And then you sleep a whole lot more.

 

Each time you awaken, another fragment of memory slips back into place. And with it, the pain or doubt or anxiety that accompanies what we know about ourselves. Why is there no joy in these returning memories? Why is happiness so hard to remember, and pain so damnably easy? 

 

They don’t know.

 

Day by day, fragment by fragment, like some galaxy-sized jigsaw puzzle of your life, the pieces reassemble themselves, and you are put back together again. The first thing you do each time you waken from another nap or sleep is wonder: What do I remember now? And with each recovered memory you wish you could return to the bliss of memorylessness.

 

In a week, you feel almost whole again, almost your old self. Less angry, less depressed, but no less unhappy at still being stuck inside this institution. Take a walk, they say, it’ll do you good. But outside you feel even less comfortable, more unhappy. The blue expanse of sky makes you feel lost. The mountains in the distance remind you of something you don’t want to remember. The sound of birds is irritating. The smell of sage and lavender triggers nausea. So you return to the comparative sterility inside the hospital. And yearn for the great white emptiness.

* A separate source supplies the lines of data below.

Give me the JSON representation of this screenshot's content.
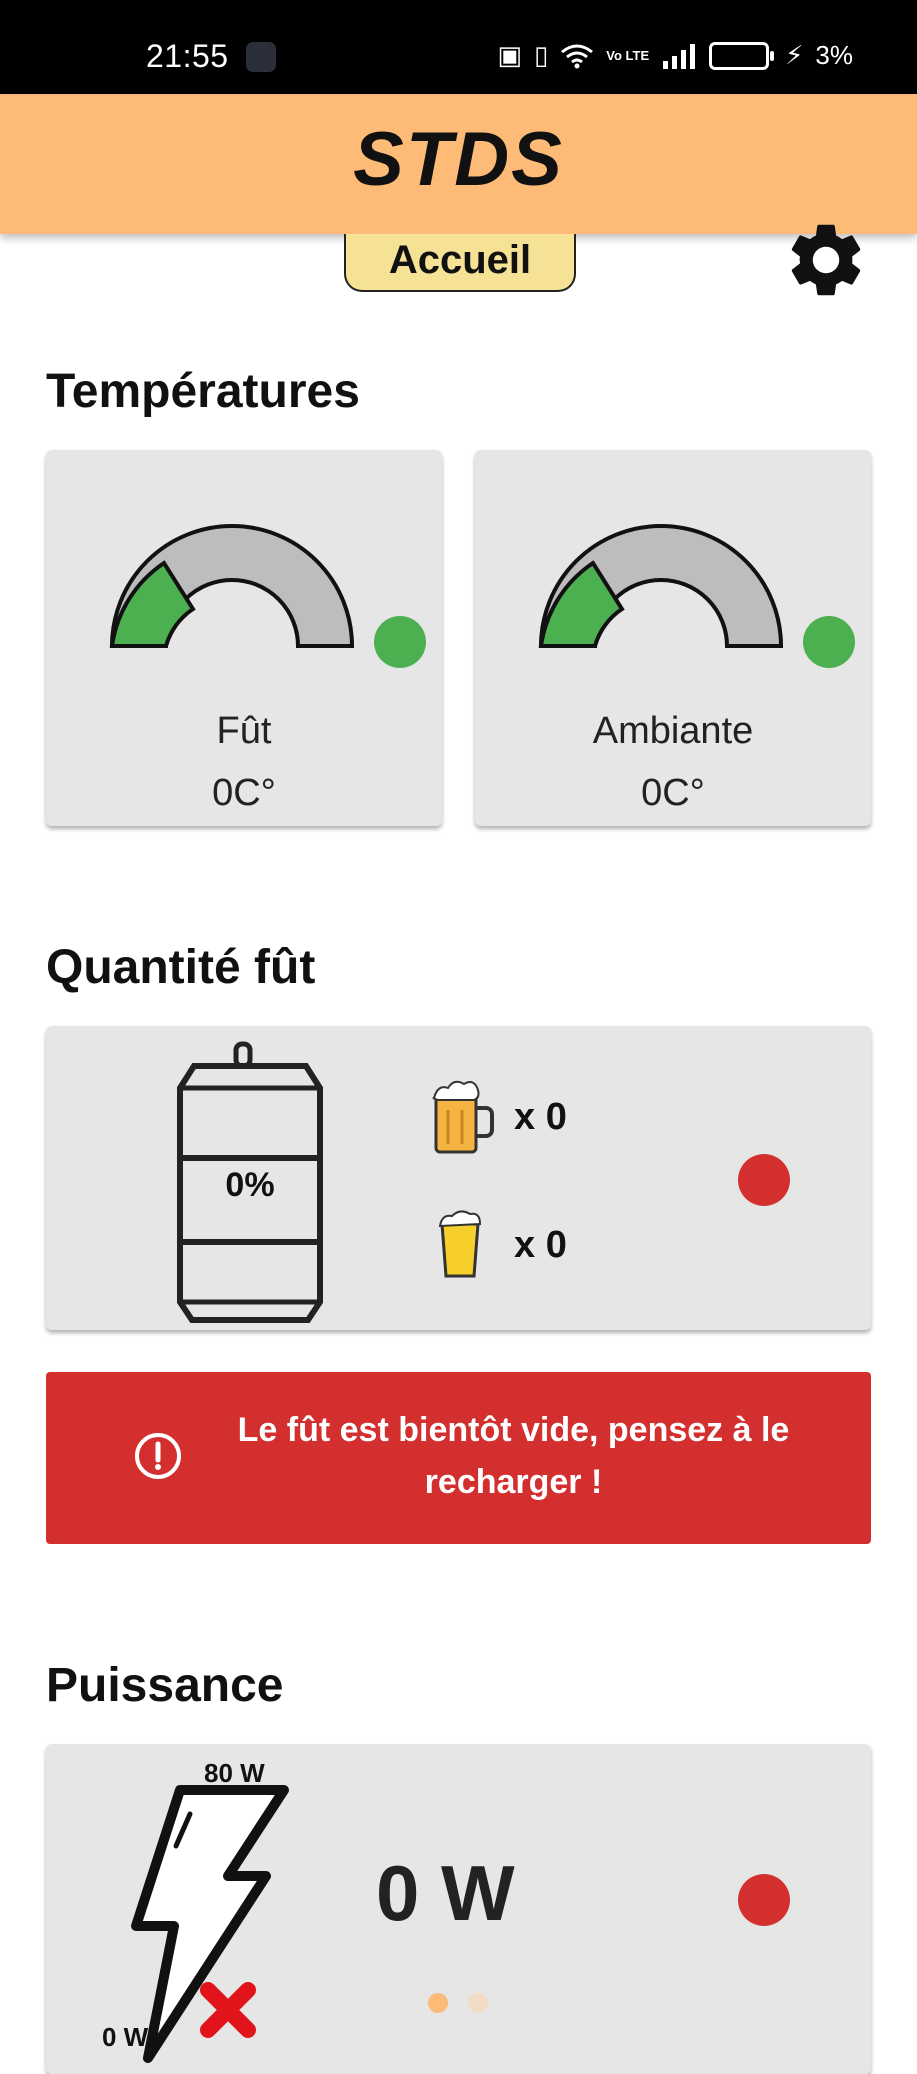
{
  "status_bar": {
    "time": "21:55",
    "battery": "3%",
    "net": "Vo LTE"
  },
  "app_bar": {
    "title": "STDS"
  },
  "tab": {
    "label": "Accueil"
  },
  "temperatures": {
    "title": "Températures",
    "gauges": [
      {
        "label": "Fût",
        "value": "0C°",
        "level": 0.2,
        "status_color": "#4caf50"
      },
      {
        "label": "Ambiante",
        "value": "0C°",
        "level": 0.2,
        "status_color": "#4caf50"
      }
    ]
  },
  "keg": {
    "title": "Quantité fût",
    "percent_text": "0%",
    "level_fraction": 0,
    "pints_text": "x 0",
    "halves_text": "x 0",
    "status_color": "#d32f2f"
  },
  "alert": {
    "message": "Le fût est bientôt vide, pensez à le recharger !"
  },
  "power": {
    "title": "Puissance",
    "max_label": "80 W",
    "min_label": "0 W",
    "value_text": "0 W",
    "status_color": "#d32f2f"
  },
  "colors": {
    "accent": "#fdbb77",
    "gauge_fill": "#4caf50",
    "gauge_bg": "#bdbdbd",
    "alert": "#d32f2f",
    "chip": "#f6e294"
  },
  "pager": {
    "active": 0,
    "count": 2
  }
}
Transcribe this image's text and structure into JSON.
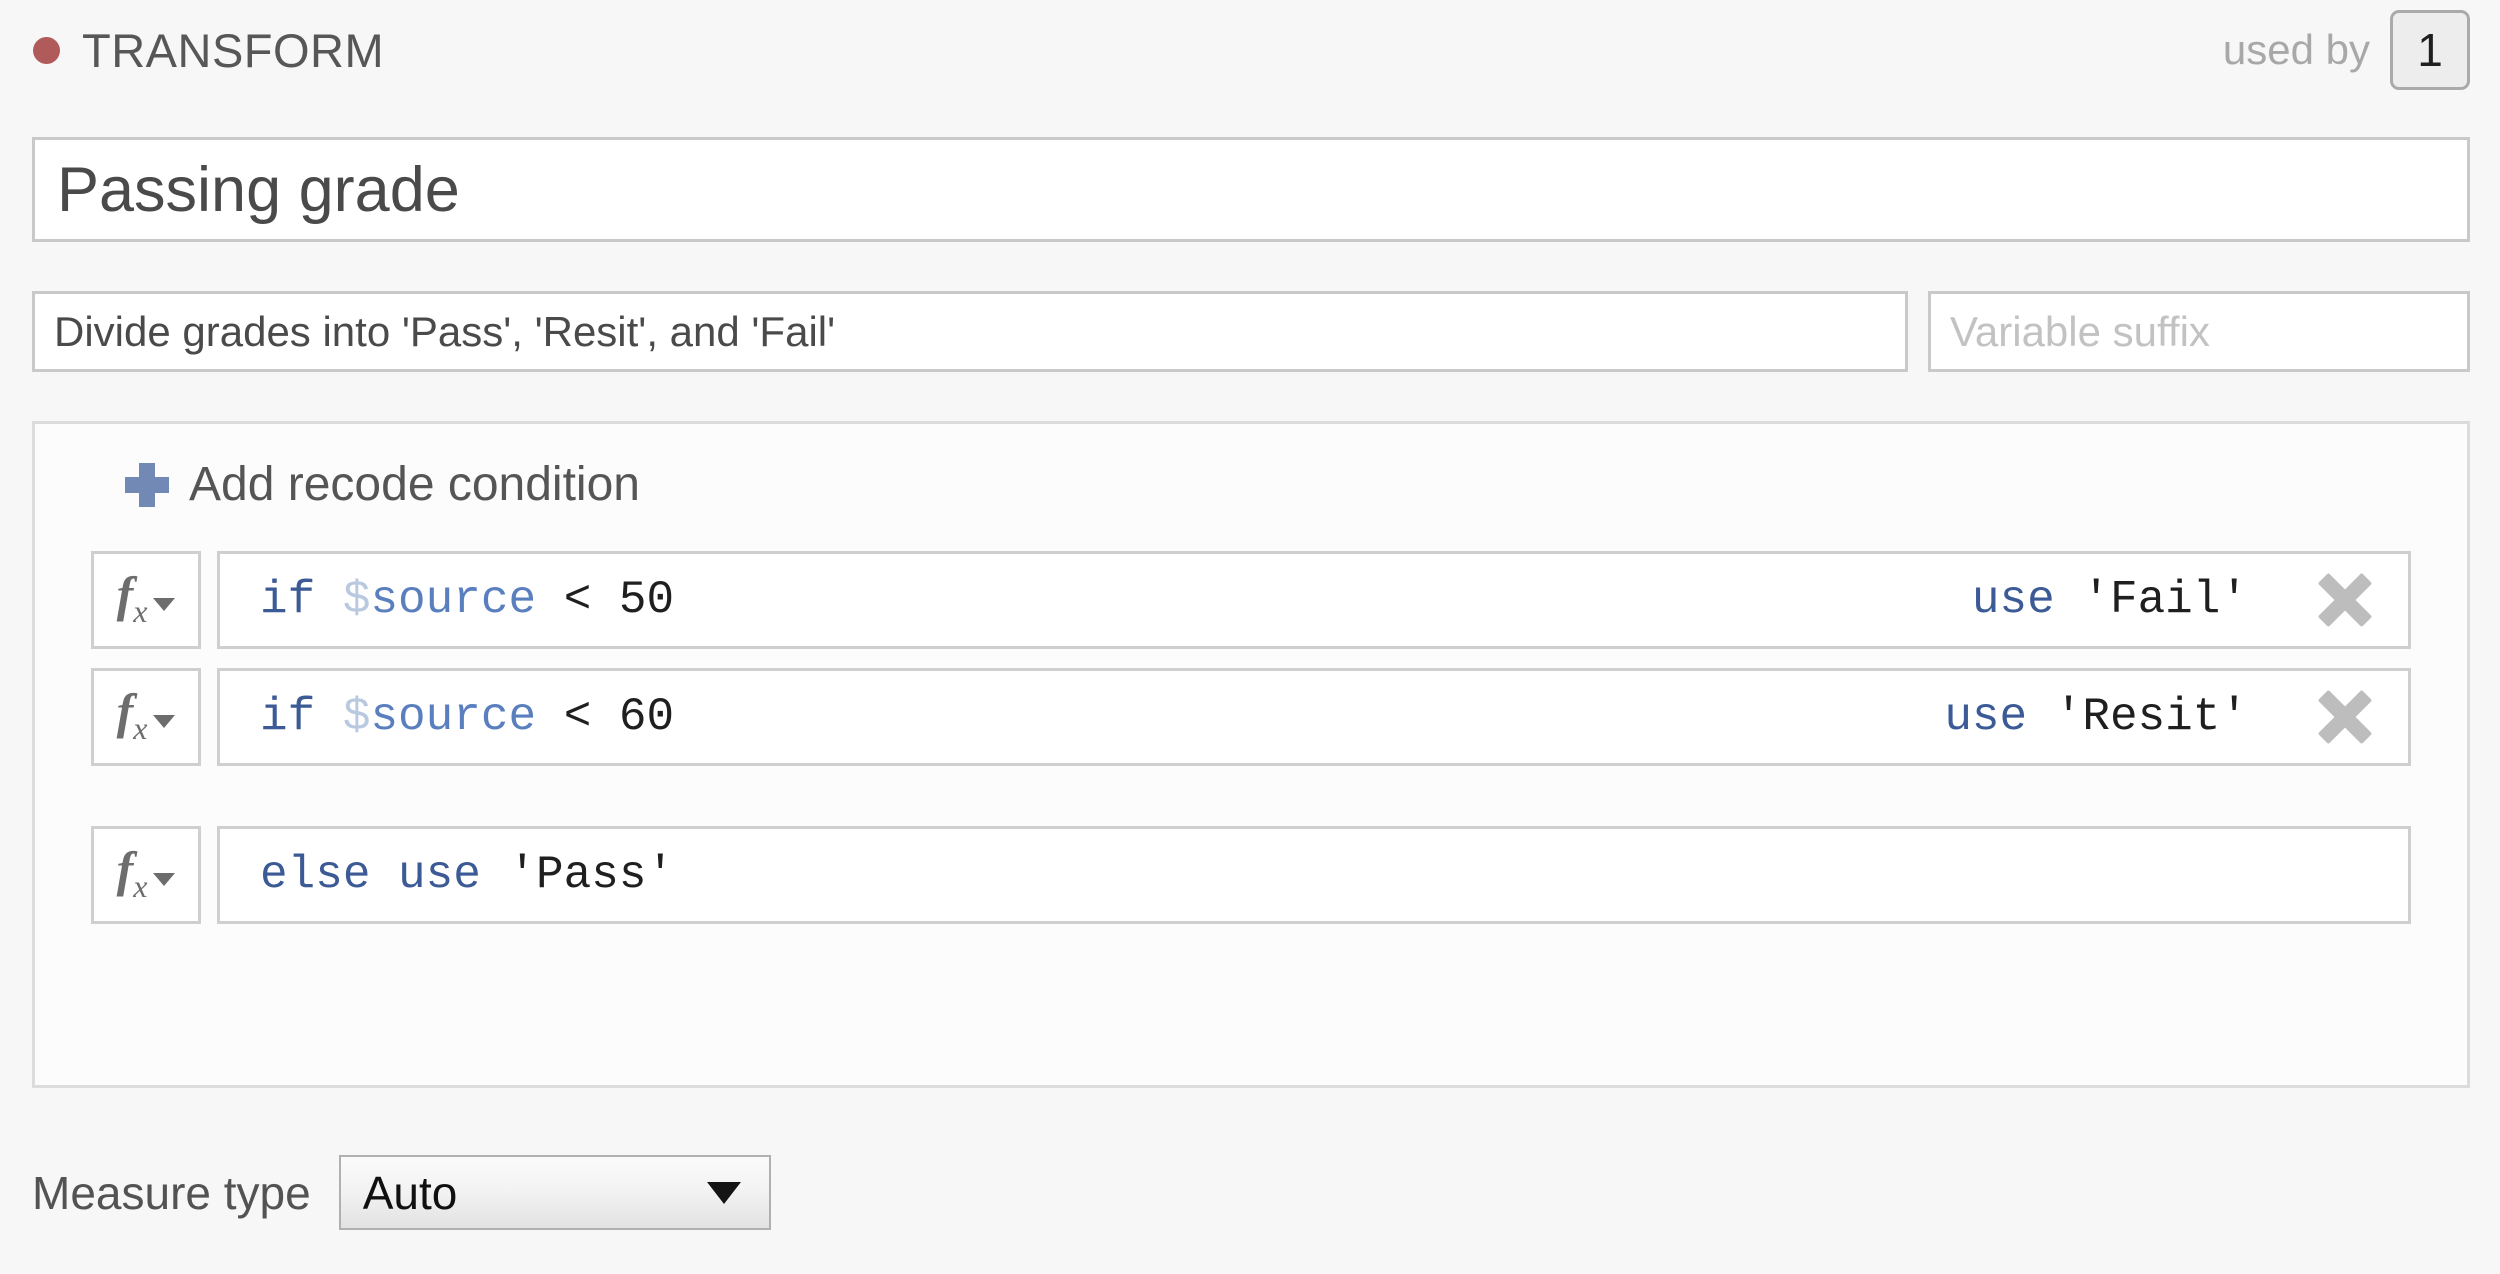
{
  "header": {
    "status_dot_color": "#b15a5a",
    "status_dot_name": "transform-status-dot",
    "title": "TRANSFORM",
    "used_by_label": "used by",
    "used_by_count": "1"
  },
  "name_field": {
    "value": "Passing grade"
  },
  "description_field": {
    "value": "Divide grades into 'Pass', 'Resit', and 'Fail'"
  },
  "suffix_field": {
    "value": "",
    "placeholder": "Variable suffix"
  },
  "recode": {
    "add_condition_label": "Add recode condition",
    "add_condition_icon": "plus-icon",
    "formula_icon": "fx-icon",
    "remove_icon": "close-x-icon",
    "conditions": [
      {
        "if_keyword": "if",
        "source_sigil": "$",
        "source_name": "source",
        "operator": "< 50",
        "use_keyword": "use",
        "use_value": "'Fail'",
        "removable": true
      },
      {
        "if_keyword": "if",
        "source_sigil": "$",
        "source_name": "source",
        "operator": "< 60",
        "use_keyword": "use",
        "use_value": "'Resit'",
        "removable": true
      }
    ],
    "else_condition": {
      "else_keyword": "else use",
      "use_value": "'Pass'",
      "removable": false
    }
  },
  "measure_type": {
    "label": "Measure type",
    "selected": "Auto",
    "caret_icon": "chevron-down-icon"
  }
}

The fog of no memory.

 

You awaken one morning during the second week after your shock therapy and remember you hid a treasure, a secret, in the pillow you’ve been sleeping on. You hold the pillow close to you, afraid to open it, afraid to discover that they’ve discovered your secret. So you save it, save the secret, whatever it is, for some time when you will really need it.

 

You know it’s coming. It always comes back. And you coddle the pillow like a child. Your salvation.

 

And then, in the middle of a perfectly normal day, a day of routines like any other day, you walk into the TV Room in the afternoon to find someone has left the television on. There are men on tv, in uniforms, running and standing and running again. And then you see it, and the moment you see it you remember. A tidal wave of memory sweeps you away. You drown in the past, in all you’ve lost, in all you now remember.

 

What you see is one man tossing a ball to another man.Someone left the tv on.

 

It’s baseball you’ve lost! It’s baseball you’ve saved for your recovery. But in the pillow? How do you get baseball into a pillow? One way to find out. 

 

You sprint—as much as a sixty-year old man can—back to your room to reveal the hidden secret. You’re happy for the first time since … since, well, you can’t remember. You’re looking forward to something. You hold it, the pillow, in your arms. With one hand, you reach inside, fumble about, until feel something, that something, the big IT.

 

And in a flash you remember what you hid away for yourself. You remember the secret. You remember! And you grin a grin that would make the Say Hey Kid proud.

 

You have recovered the secret to surviving this place, the reason you keep on keeping on, and you are back to the beginning.

 

In the beginning was baseball …